There are three trainings. The first is called Psychological First Aid and is meant to be used in the immediate aftermath of a disaster. The goals are to help reduce initial distress and to stabilize children and families, and to connect them with resources.
The second is called Skills for Psychological Recovery, and that is meant to be used in the weeks and months following a disaster—so typically three months or more after a disaster—to help with ongoing distress that many children and their families experience, and to help to re-form a sense of safety and connection to community.
To find out more about the no-cost trainings, contact Green at firstname.lastname@example.org.
The third is called Child-Adult Relationship Enhancement. And that training is for any children—but is particularly useful and helpful for young children—to help strengthen attachment and relationships between children and parents and other caregivers to reduce behavioral concerns and distress following disasters.
We’re disseminating these trainings as broadly as possible and at no cost to any communities, schools, or districts that want them. We’ve been doing the trainings and workshops both in person and virtually. If people are interested in any of those trainings for their community—whether it be at a clinic or a school district—that’s a resource that we would love to share.
It seems like the first training is probably the one that’s most relevant to the moment that we’re in right now. What does that involve?
The steps are focused on immediate support and stabilizing people right after a disaster, so asking them what they need. Often that involves connecting them with immediate resources—it’s not typically about processing deeper feelings, past trauma, or other experiences they’ve had, but it’s about how to manage in that moment and to be connected to resources and to people in their community that can be immediately helpful to them.
Some of the aims are to provide safety and comfort for children and families, to gather information on their current needs, and to use that information to offer practical assistance.
There have been 27 school shootings in the United States already this year. Do you now have to routinely prepare your students, future educators, for the prospect of dealing with an atrocity in their schools?
Unfortunately, we’ve been talking to our teacher preparation students about it for a long time, because this is not new and teachers are concerned about the safety of their students.
Teachers across the country need to walk back into classrooms this morning and be prepared to have conversations with their students about what happened and to support their students. I speak with students in my classes about school safety and about how to respond to trauma when it occurs, and how to open up these conversations with their students in ways that are developmentally appropriate and supportive of their students.
Are there any resources you can share with educators and caregivers who are reading this and feeling overwhelmed by the things that they have to talk to their students about?
The National Association of School Psychologists has some guidelines for how to talk to children about trauma and about school shootings. The other resource I like to share is the National Child Traumatic Stress Network—they have a number of resources that are translated into multiple languages that give guidance to teachers, parents, and other caregivers about how to talk to children about trauma.

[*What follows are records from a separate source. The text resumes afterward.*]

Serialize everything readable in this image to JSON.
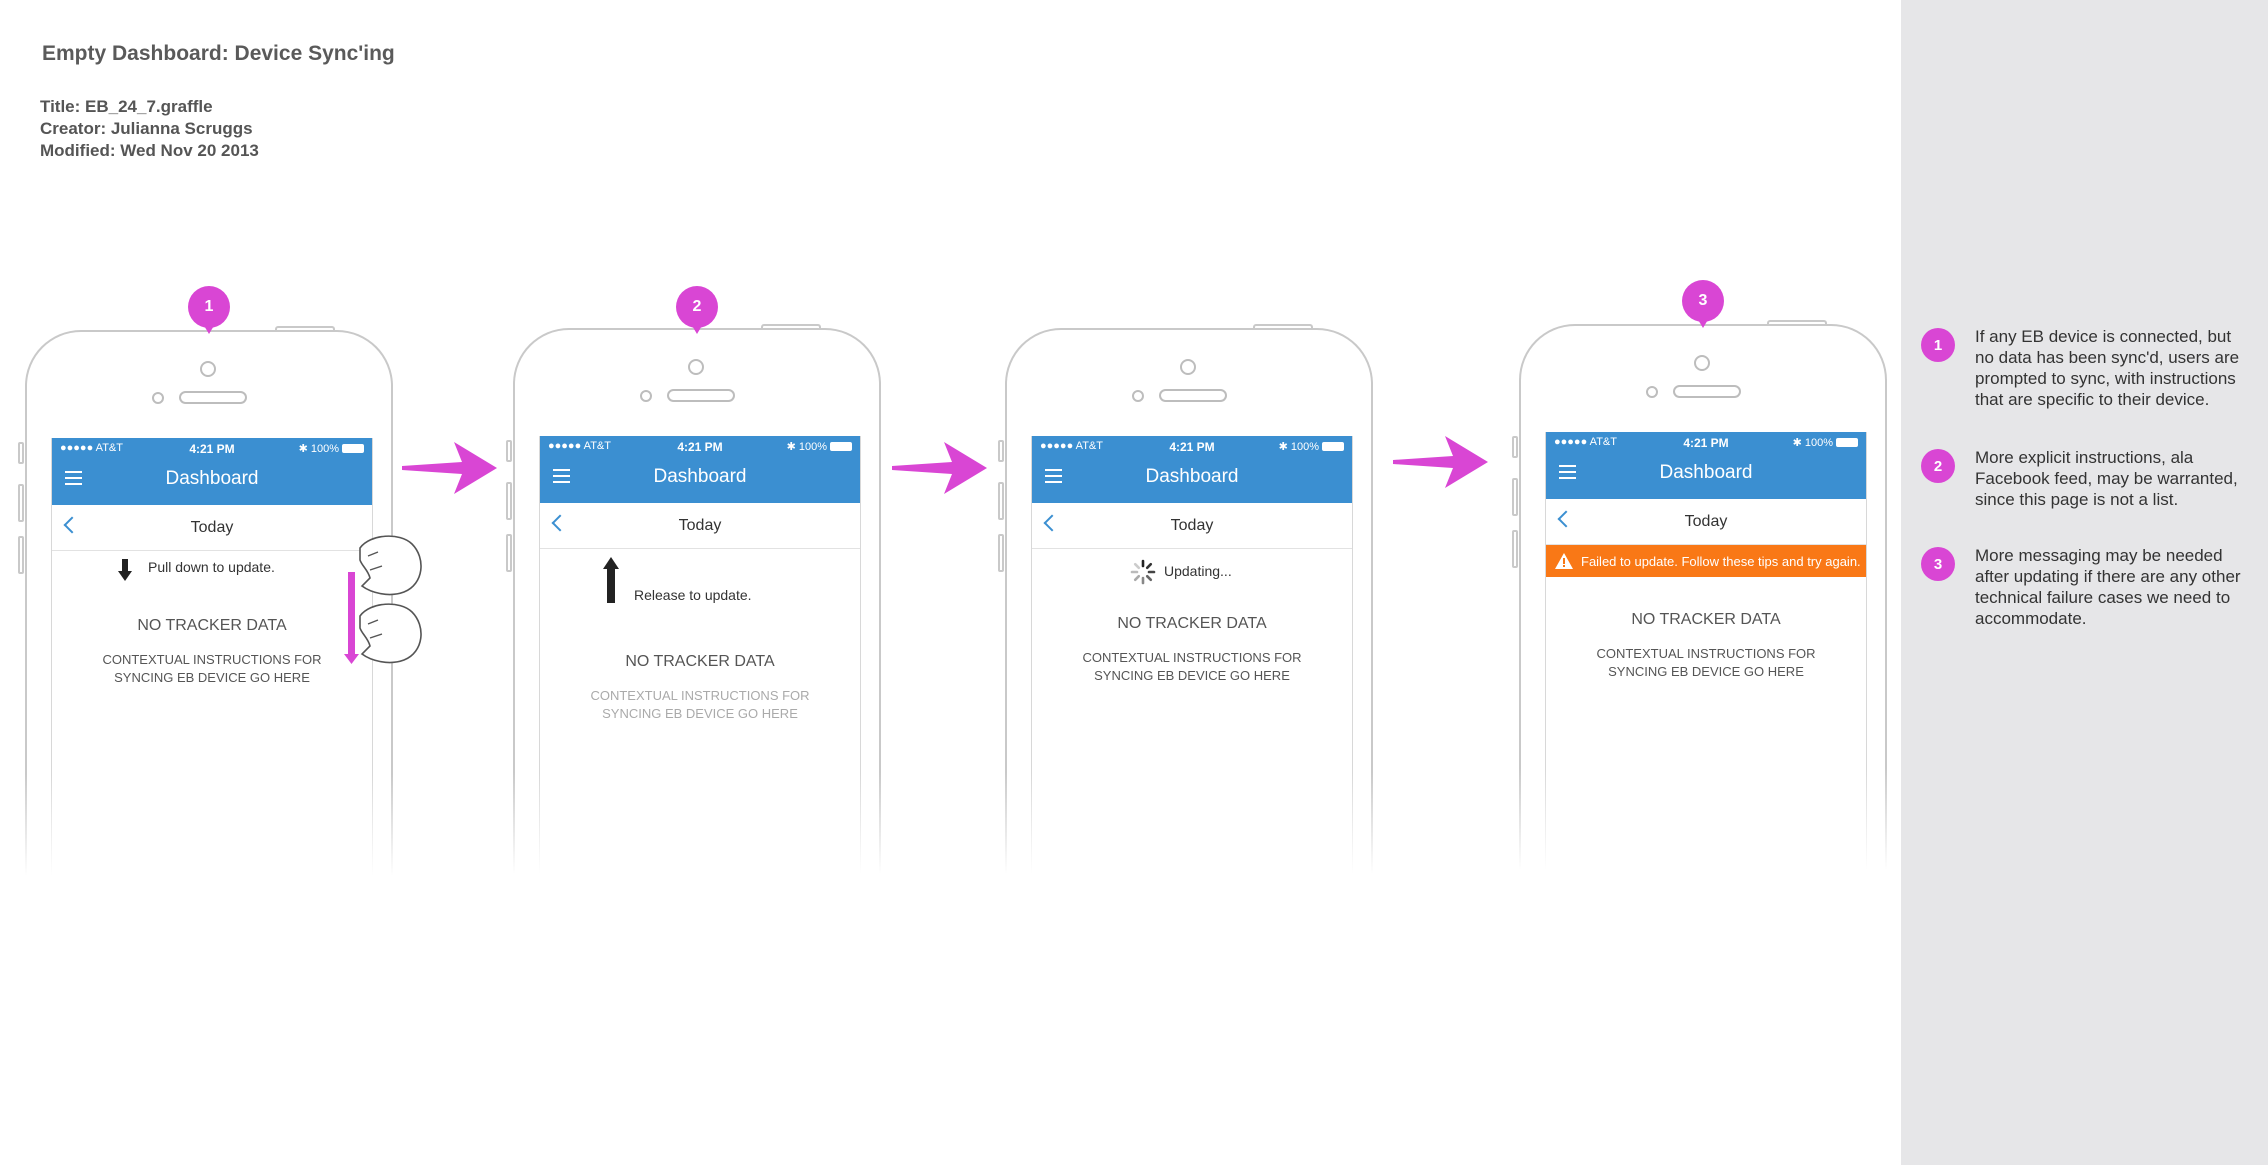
{
  "document": {
    "title": "Empty Dashboard: Device Sync'ing",
    "meta_title": "Title: EB_24_7.graffle",
    "meta_creator": "Creator: Julianna Scruggs",
    "meta_modified": "Modified: Wed Nov 20 2013"
  },
  "accent_color": "#d946d4",
  "header_color": "#3b8fd1",
  "error_color": "#f97816",
  "status": {
    "carrier": "●●●●● AT&T",
    "time": "4:21 PM",
    "battery": "100%"
  },
  "app": {
    "title": "Dashboard",
    "date_label": "Today",
    "no_data": "NO TRACKER DATA",
    "instructions": "CONTEXTUAL INSTRUCTIONS FOR SYNCING EB DEVICE GO HERE"
  },
  "screens": {
    "pull": "Pull down to update.",
    "release": "Release to update.",
    "updating": "Updating...",
    "failed": "Failed to update. Follow these tips and try again."
  },
  "pins": [
    "1",
    "2",
    "3"
  ],
  "notes": [
    {
      "num": "1",
      "text": "If any EB device is connected, but no data has been sync'd, users are prompted to sync, with instructions that are specific to their device."
    },
    {
      "num": "2",
      "text": "More explicit instructions, ala Facebook feed, may be warranted, since this page is not a list."
    },
    {
      "num": "3",
      "text": "More messaging may be needed after updating if there are any other technical failure cases we need to accommodate."
    }
  ]
}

Is there anything else from your research or experience or any other resources you’ve drawn from in the past that you’d like to share?
I just want to highlight the need to pay attention to teachers and school staff who are walking back into a workplace where once again they may not feel safe and supported.
For us as a community, and especially as a community of educators, we need to be thinking about how to support our teachers, and more broadly, our school staff who are walking into schools and are having these difficult conversations with children.
Source: Andrew Thurston for Boston University